Refactor: not because you know the abstraction, but because you want to find it.
– Martin Fowler
Refactoring, for me, used to mean something like, "Let me bring the bulldozer and fix all this code." I remember spending nights breaking everything apart, changing the design, and then bringing it all together again. In this process, I would easily have hundreds of tests failing while I was changing the design. This was what I called refactoring. Then, one day, I read a tweet saying something like, "Refactoring is about changing the design without changing the behavior, and it can only happen if tests are passing all the time."

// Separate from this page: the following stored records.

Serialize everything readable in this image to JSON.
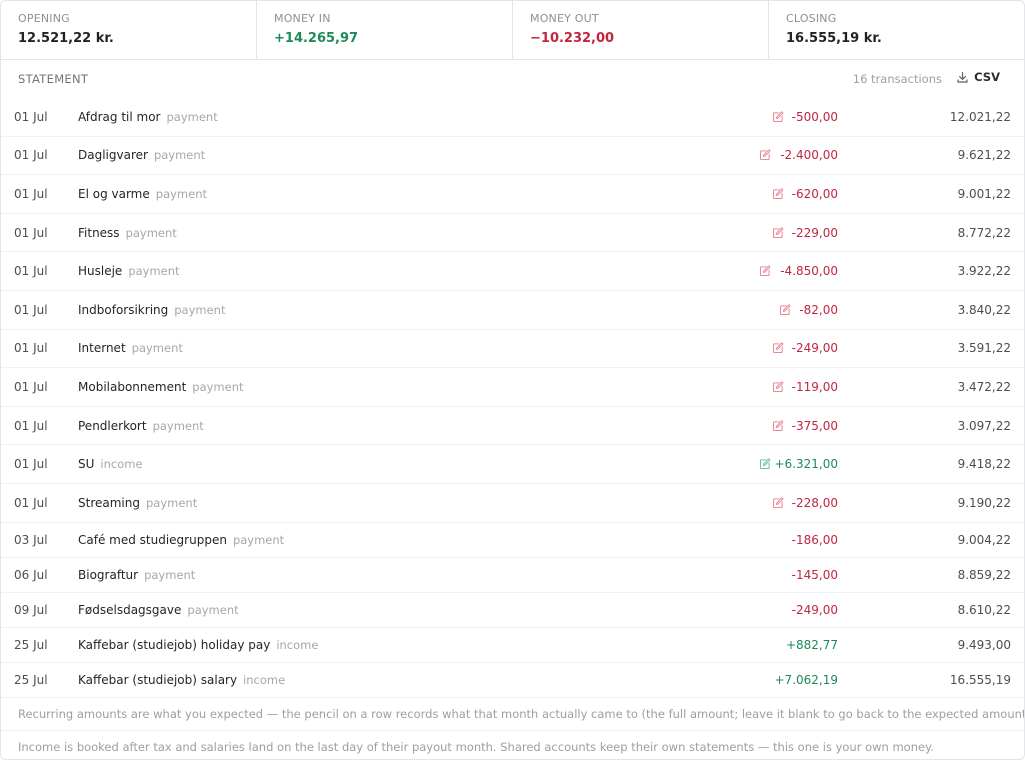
{
  "summary": {
    "opening": {
      "label": "OPENING",
      "value": "12.521,22 kr."
    },
    "money_in": {
      "label": "MONEY IN",
      "value": "+14.265,97"
    },
    "money_out": {
      "label": "MONEY OUT",
      "value": "−10.232,00"
    },
    "closing": {
      "label": "CLOSING",
      "value": "16.555,19 kr."
    }
  },
  "statement": {
    "title": "STATEMENT",
    "count": "16 transactions",
    "csv_label": "CSV",
    "rows": [
      {
        "date": "01 Jul",
        "desc": "Afdrag til mor",
        "kind": "payment",
        "amount": "-500,00",
        "balance": "12.021,22",
        "sign": "neg",
        "editable": true
      },
      {
        "date": "01 Jul",
        "desc": "Dagligvarer",
        "kind": "payment",
        "amount": "-2.400,00",
        "balance": "9.621,22",
        "sign": "neg",
        "editable": true
      },
      {
        "date": "01 Jul",
        "desc": "El og varme",
        "kind": "payment",
        "amount": "-620,00",
        "balance": "9.001,22",
        "sign": "neg",
        "editable": true
      },
      {
        "date": "01 Jul",
        "desc": "Fitness",
        "kind": "payment",
        "amount": "-229,00",
        "balance": "8.772,22",
        "sign": "neg",
        "editable": true
      },
      {
        "date": "01 Jul",
        "desc": "Husleje",
        "kind": "payment",
        "amount": "-4.850,00",
        "balance": "3.922,22",
        "sign": "neg",
        "editable": true
      },
      {
        "date": "01 Jul",
        "desc": "Indboforsikring",
        "kind": "payment",
        "amount": "-82,00",
        "balance": "3.840,22",
        "sign": "neg",
        "editable": true
      },
      {
        "date": "01 Jul",
        "desc": "Internet",
        "kind": "payment",
        "amount": "-249,00",
        "balance": "3.591,22",
        "sign": "neg",
        "editable": true
      },
      {
        "date": "01 Jul",
        "desc": "Mobilabonnement",
        "kind": "payment",
        "amount": "-119,00",
        "balance": "3.472,22",
        "sign": "neg",
        "editable": true
      },
      {
        "date": "01 Jul",
        "desc": "Pendlerkort",
        "kind": "payment",
        "amount": "-375,00",
        "balance": "3.097,22",
        "sign": "neg",
        "editable": true
      },
      {
        "date": "01 Jul",
        "desc": "SU",
        "kind": "income",
        "amount": "+6.321,00",
        "balance": "9.418,22",
        "sign": "pos",
        "editable": true
      },
      {
        "date": "01 Jul",
        "desc": "Streaming",
        "kind": "payment",
        "amount": "-228,00",
        "balance": "9.190,22",
        "sign": "neg",
        "editable": true
      },
      {
        "date": "03 Jul",
        "desc": "Café med studiegruppen",
        "kind": "payment",
        "amount": "-186,00",
        "balance": "9.004,22",
        "sign": "neg",
        "editable": false
      },
      {
        "date": "06 Jul",
        "desc": "Biograftur",
        "kind": "payment",
        "amount": "-145,00",
        "balance": "8.859,22",
        "sign": "neg",
        "editable": false
      },
      {
        "date": "09 Jul",
        "desc": "Fødselsdagsgave",
        "kind": "payment",
        "amount": "-249,00",
        "balance": "8.610,22",
        "sign": "neg",
        "editable": false
      },
      {
        "date": "25 Jul",
        "desc": "Kaffebar (studiejob) holiday pay",
        "kind": "income",
        "amount": "+882,77",
        "balance": "9.493,00",
        "sign": "pos",
        "editable": false
      },
      {
        "date": "25 Jul",
        "desc": "Kaffebar (studiejob) salary",
        "kind": "income",
        "amount": "+7.062,19",
        "balance": "16.555,19",
        "sign": "pos",
        "editable": false
      }
    ]
  },
  "notes": [
    "Recurring amounts are what you expected — the pencil on a row records what that month actually came to (the full amount; leave it blank to go back to the expected amount).",
    "Income is booked after tax and salaries land on the last day of their payout month. Shared accounts keep their own statements — this one is your own money."
  ],
  "colors": {
    "negative": "#c2263f",
    "positive": "#1e8a5a",
    "edit_negative": "#e88a9a",
    "edit_positive": "#6cc49a"
  },
  "icons": {
    "edit": "pencil-icon",
    "download": "download-icon"
  }
}
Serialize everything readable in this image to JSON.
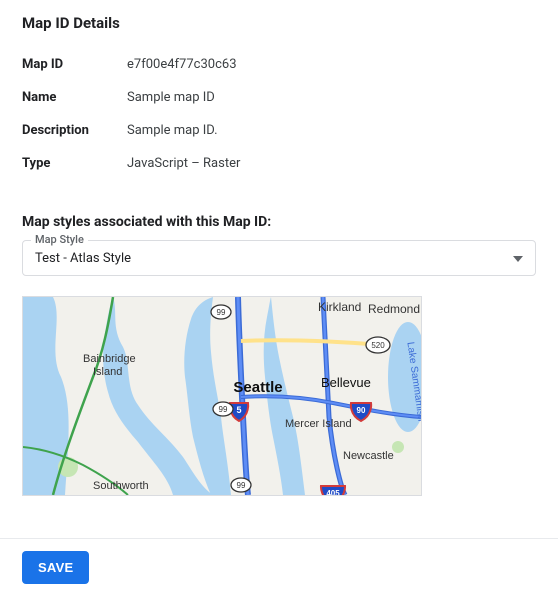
{
  "header": {
    "title": "Map ID Details"
  },
  "details": {
    "rows": [
      {
        "label": "Map ID",
        "value": "e7f00e4f77c30c63"
      },
      {
        "label": "Name",
        "value": "Sample map ID"
      },
      {
        "label": "Description",
        "value": "Sample map ID."
      },
      {
        "label": "Type",
        "value": "JavaScript – Raster"
      }
    ]
  },
  "styles": {
    "heading": "Map styles associated with this Map ID:",
    "select_label": "Map Style",
    "selected": "Test - Atlas Style"
  },
  "map": {
    "labels": {
      "seattle": "Seattle",
      "bellevue": "Bellevue",
      "kirkland": "Kirkland",
      "redmond": "Redmond",
      "mercer": "Mercer Island",
      "newcastle": "Newcastle",
      "bainbridge_top": "Bainbridge",
      "bainbridge_bot": "Island",
      "southworth": "Southworth",
      "sammamish": "Lake Sammamish"
    },
    "shields": {
      "i5": "5",
      "i405": "405",
      "sr520": "520",
      "sr99": "99"
    }
  },
  "footer": {
    "save": "SAVE"
  }
}
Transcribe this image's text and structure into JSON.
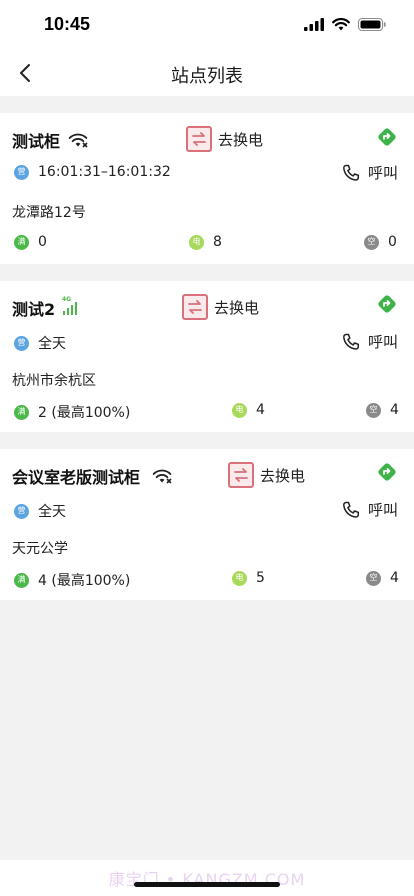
{
  "status_bar": {
    "time": "10:45"
  },
  "nav": {
    "title": "站点列表"
  },
  "stations": [
    {
      "name": "测试柜",
      "signal": "wifi",
      "swap_label": "去换电",
      "hours": "16:01:31–16:01:32",
      "call_label": "呼叫",
      "address": "龙潭路12号",
      "full": "0",
      "charging": "8",
      "empty": "0",
      "badges": {
        "hours": "营",
        "full": "满",
        "charging": "电",
        "empty": "空"
      }
    },
    {
      "name": "测试2",
      "signal": "4G",
      "swap_label": "去换电",
      "hours": "全天",
      "call_label": "呼叫",
      "address": "杭州市余杭区",
      "full": "2 (最高100%)",
      "charging": "4",
      "empty": "4",
      "badges": {
        "hours": "营",
        "full": "满",
        "charging": "电",
        "empty": "空"
      }
    },
    {
      "name": "会议室老版测试柜",
      "signal": "wifi",
      "swap_label": "去换电",
      "hours": "全天",
      "call_label": "呼叫",
      "address": "天元公学",
      "full": "4 (最高100%)",
      "charging": "5",
      "empty": "4",
      "badges": {
        "hours": "营",
        "full": "满",
        "charging": "电",
        "empty": "空"
      }
    }
  ],
  "signal_4g_label": "4G",
  "watermark": "康宝门 • KANGZM.COM",
  "colors": {
    "swap_red": "#d9707a",
    "badge_blue": "#5ba4e0",
    "badge_green": "#4db84a",
    "badge_lime": "#a8d95a",
    "badge_gray": "#8a8a8a",
    "nav_green": "#3fb34a"
  }
}
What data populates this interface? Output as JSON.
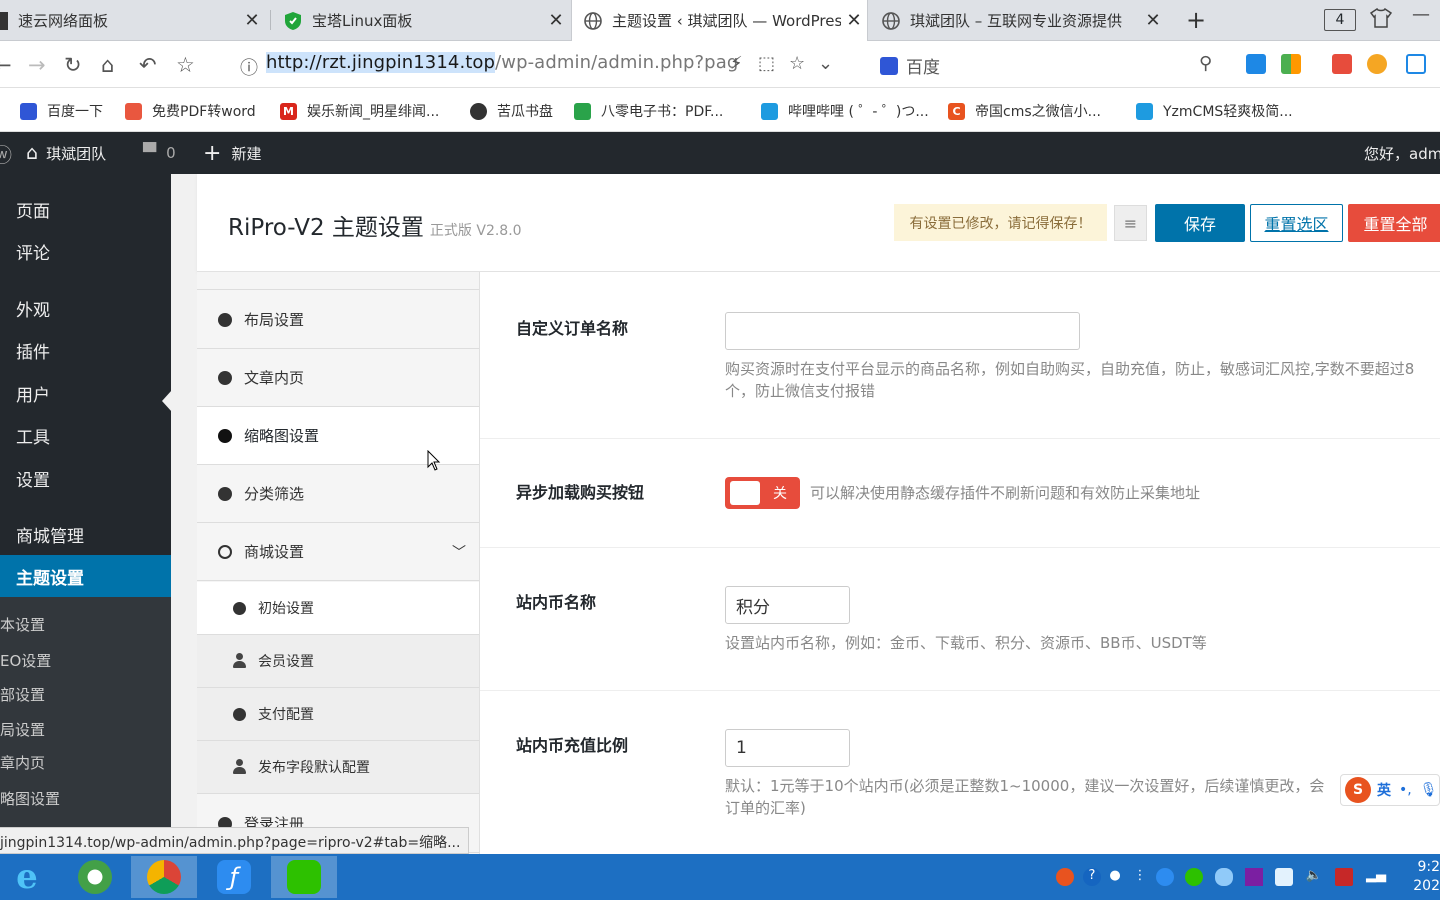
{
  "browser": {
    "tabs": [
      {
        "title": "速云网络面板",
        "active": false
      },
      {
        "title": "宝塔Linux面板",
        "active": false
      },
      {
        "title": "主题设置 ‹ 琪斌团队 — WordPress",
        "active": true
      },
      {
        "title": "琪斌团队 – 互联网专业资源提供",
        "active": false
      }
    ],
    "tab_count": "4",
    "url_host": "http://rzt.jingpin1314.top",
    "url_path": "/wp-admin/admin.php?pag",
    "search_engine": "百度",
    "bookmarks": [
      {
        "label": "百度一下",
        "color": "#2f56d6",
        "icon": "baidu-icon"
      },
      {
        "label": "免费PDF转word",
        "color": "#e9573f",
        "icon": "pdf-icon"
      },
      {
        "label": "娱乐新闻_明星绯闻...",
        "color": "#d9261c",
        "icon": "m-logo-icon"
      },
      {
        "label": "苦瓜书盘",
        "color": "#333333",
        "icon": "globe-icon"
      },
      {
        "label": "八零电子书：PDF...",
        "color": "#2aa34a",
        "icon": "book-icon"
      },
      {
        "label": "哔哩哔哩 ( ゜- ゜)つ...",
        "color": "#1e9be0",
        "icon": "bilibili-icon"
      },
      {
        "label": "帝国cms之微信小...",
        "color": "#e8531f",
        "icon": "c-logo-icon"
      },
      {
        "label": "YzmCMS轻爽极简...",
        "color": "#1e9be0",
        "icon": "bilibili-icon"
      }
    ]
  },
  "adminbar": {
    "site_name": "琪斌团队",
    "comments_count": "0",
    "new_label": "新建",
    "greeting": "您好，adm"
  },
  "sidebar": {
    "items": [
      {
        "label": "页面"
      },
      {
        "label": "评论"
      },
      {
        "label": "外观"
      },
      {
        "label": "插件"
      },
      {
        "label": "用户"
      },
      {
        "label": "工具"
      },
      {
        "label": "设置"
      },
      {
        "label": "商城管理"
      },
      {
        "label": "主题设置"
      }
    ],
    "subitems": [
      {
        "label": "本设置"
      },
      {
        "label": "EO设置"
      },
      {
        "label": "部设置"
      },
      {
        "label": "局设置"
      },
      {
        "label": "章内页"
      },
      {
        "label": "略图设置"
      }
    ]
  },
  "panel": {
    "title": "RiPro-V2 主题设置",
    "version": "正式版 V2.8.0",
    "notice": "有设置已修改，请记得保存！",
    "save": "保存",
    "reset_section": "重置选区",
    "reset_all": "重置全部"
  },
  "leftnav": {
    "items": [
      {
        "label": "布局设置"
      },
      {
        "label": "文章内页"
      },
      {
        "label": "缩略图设置"
      },
      {
        "label": "分类筛选"
      },
      {
        "label": "商城设置"
      }
    ],
    "subitems": [
      {
        "label": "初始设置"
      },
      {
        "label": "会员设置"
      },
      {
        "label": "支付配置"
      },
      {
        "label": "发布字段默认配置"
      }
    ],
    "next_item": "登录注册"
  },
  "fields": {
    "order_name": {
      "label": "自定义订单名称",
      "value": "",
      "desc": "购买资源时在支付平台显示的商品名称，例如自助购买，自助充值，防止，敏感词汇风控,字数不要超过8个，防止微信支付报错"
    },
    "async_buy": {
      "label": "异步加载购买按钮",
      "toggle_label": "关",
      "desc": "可以解决使用静态缓存插件不刷新问题和有效防止采集地址"
    },
    "coin_name": {
      "label": "站内币名称",
      "value": "积分",
      "desc": "设置站内币名称，例如：金币、下载币、积分、资源币、BB币、USDT等"
    },
    "coin_rate": {
      "label": "站内币充值比例",
      "value": "1",
      "desc": "默认：1元等于10个站内币(必须是正整数1~10000，建议一次设置好，后续谨慎更改，会",
      "desc2": "订单的汇率)"
    }
  },
  "status_url": "jingpin1314.top/wp-admin/admin.php?page=ripro-v2#tab=缩略...",
  "ime": {
    "lang": "英"
  },
  "clock": {
    "time": "9:2",
    "year": "202"
  }
}
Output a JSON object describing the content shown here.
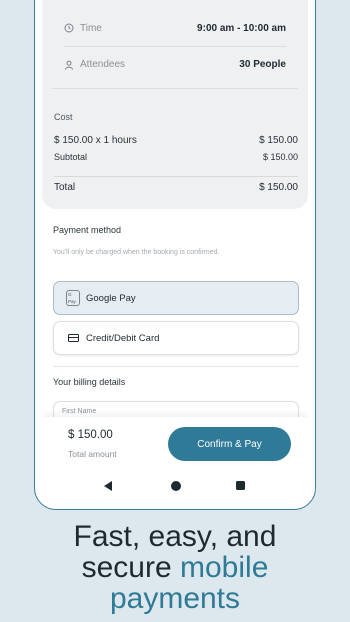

After digesting the message of that tweet, I started to practice refactoring that way. I tried to use it on projects, but it led to frustration as I was too inexperienced to use it in real code. With time and more practice, I finally got to a point where I could do it. I could...